Inside Indiana Business with Gerry Dick
Sept. 27, 2021
ELKHART – An iconic nine-story building in downtown Elkhart is preparing for its first hotel guests in about four decades, following a $23 million renovation. Dignitaries will hold a ribbon cutting ceremony Tuesday at Hotel Elkhart, a boutique hotel that is part of Hilton’s Tapestry Collection of hotels. The nearly 100-year-old building has been under construction for over two years but faced delays because of COVID-19.
In an interview with Inside INdiana Business, Cressy Commercial Real Estate Senior Vice President Eddie Bradley said redevelopment of the complex project was not an easy task.
“Very painstakingly detailed process for the developer, the owner and the architects,” said Bradley. “We brought back a lot of the original luster to the building and the architectural details, just reiterating the authentic renovation.”
The structure was built in 1923 but closed as a hotel in the 1970s. In subsequent years, it was used for office space and senior living. Bradley says there were unique designs challenges to preserve the historic nature of the building, including the facade.
“We made the philosophical decision not to penetrate and not to do the simpler, easier HVAC system because it would be an eyesore and would be a disservice to the architectural integrity of the brickwork and the hotel,” said Bradley, who adds it also increase the cost of the project.
The property now offers 93 rooms, two restaurants, a ballroom, meeting space, and a rooftop bar.
“It shows the luster on the terrazzo floors and the detail work and the ceilings. We’ve got a wonderful ballroom at the very top where we brought back a lot of that original architectural detail, wonderful views…that gives us just a gorgeous panoramic view,” said Bradley.
It was October 2017 when Mishawaka-based Cressy Real Estate announced plans to renovate the near century old building. In February 2018, the Indiana Economic Development Corp. has approved a $900,000 grant towards the project as part of its Regional Cities Initiative.
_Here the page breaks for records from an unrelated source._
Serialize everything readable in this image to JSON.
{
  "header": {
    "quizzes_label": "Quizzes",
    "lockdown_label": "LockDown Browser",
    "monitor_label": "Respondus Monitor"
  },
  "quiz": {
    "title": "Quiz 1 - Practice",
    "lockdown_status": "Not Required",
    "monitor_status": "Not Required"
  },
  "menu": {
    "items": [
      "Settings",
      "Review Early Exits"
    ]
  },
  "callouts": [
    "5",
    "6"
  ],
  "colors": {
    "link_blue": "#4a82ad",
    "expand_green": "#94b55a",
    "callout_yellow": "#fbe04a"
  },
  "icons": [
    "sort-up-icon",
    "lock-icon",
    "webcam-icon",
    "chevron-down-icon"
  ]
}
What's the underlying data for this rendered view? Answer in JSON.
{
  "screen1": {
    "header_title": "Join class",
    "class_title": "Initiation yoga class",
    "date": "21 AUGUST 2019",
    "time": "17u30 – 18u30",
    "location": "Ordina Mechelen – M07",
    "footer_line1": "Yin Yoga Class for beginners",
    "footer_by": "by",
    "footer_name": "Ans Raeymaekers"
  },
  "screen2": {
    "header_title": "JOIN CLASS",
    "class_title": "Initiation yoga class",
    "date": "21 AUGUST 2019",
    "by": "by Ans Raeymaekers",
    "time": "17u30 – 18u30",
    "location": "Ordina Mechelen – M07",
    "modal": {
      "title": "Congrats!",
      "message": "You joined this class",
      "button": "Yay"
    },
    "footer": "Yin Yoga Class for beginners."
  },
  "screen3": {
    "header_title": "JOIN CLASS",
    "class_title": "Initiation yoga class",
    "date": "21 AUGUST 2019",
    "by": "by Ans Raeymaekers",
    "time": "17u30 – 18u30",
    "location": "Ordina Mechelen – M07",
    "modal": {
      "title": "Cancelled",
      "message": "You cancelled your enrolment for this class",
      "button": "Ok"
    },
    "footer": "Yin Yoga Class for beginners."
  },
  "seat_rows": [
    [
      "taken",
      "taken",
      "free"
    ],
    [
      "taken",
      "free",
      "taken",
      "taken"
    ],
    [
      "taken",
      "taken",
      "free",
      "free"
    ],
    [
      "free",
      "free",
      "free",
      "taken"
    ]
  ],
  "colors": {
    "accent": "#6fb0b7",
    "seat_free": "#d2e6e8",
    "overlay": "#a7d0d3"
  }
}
In March 2019, Cressy partnered with Michigan-based Mno-Bmadsen, the independent non-gaming business entity of the Pokagon Band of Potawatomi Indians to invest in the redevelopment project.
“We’re incredibly honored to be a partner on this investment and are excited to see this property brought back to life in what are the ancestral lands of the Pokagon Band of Potawatomi Indians,” Mno-Bmadsen Chief Executive Officer Julio Martinez said in a news release. “It is a labor of love. Love for Elkhart and love for our community as a whole.”
Martinez says the investment in Hotel Elkhart also has significance for Mno-Bmadsen and the Pokagon Band of Potawatomi because it sits on important ancestral land. The tribe is headquartered in Dowagiac, Michigan.
Part of the hotel decor also pays homage to one of the city’s signature industries of the bygone era – musical instruments. In the early 1900s, Elkhart was known as the “Band Instrument Capital of the World” and had multiple companies manufacturing clarinets, cornets, and other instruments. Three remain today.
“There is a very strong nod to both the 1920s jazz era as well as the musical instrument industry,” said Bradley. “Right now, people are looking for kind of experiential type stays that are meaningful in the sense that they have history. They got some local flavor to it.”
Like the shiny brass instruments that came from Elkhart for decades, Bradley says this effort helps to restore luster to the downtown.
“It required the commitment, perseverance, and partnership from both the public and private sectors to bring it to fruition. This includes the love and support of so many from the Elkhart community who share Hotel Elkhart’s long and rich history.”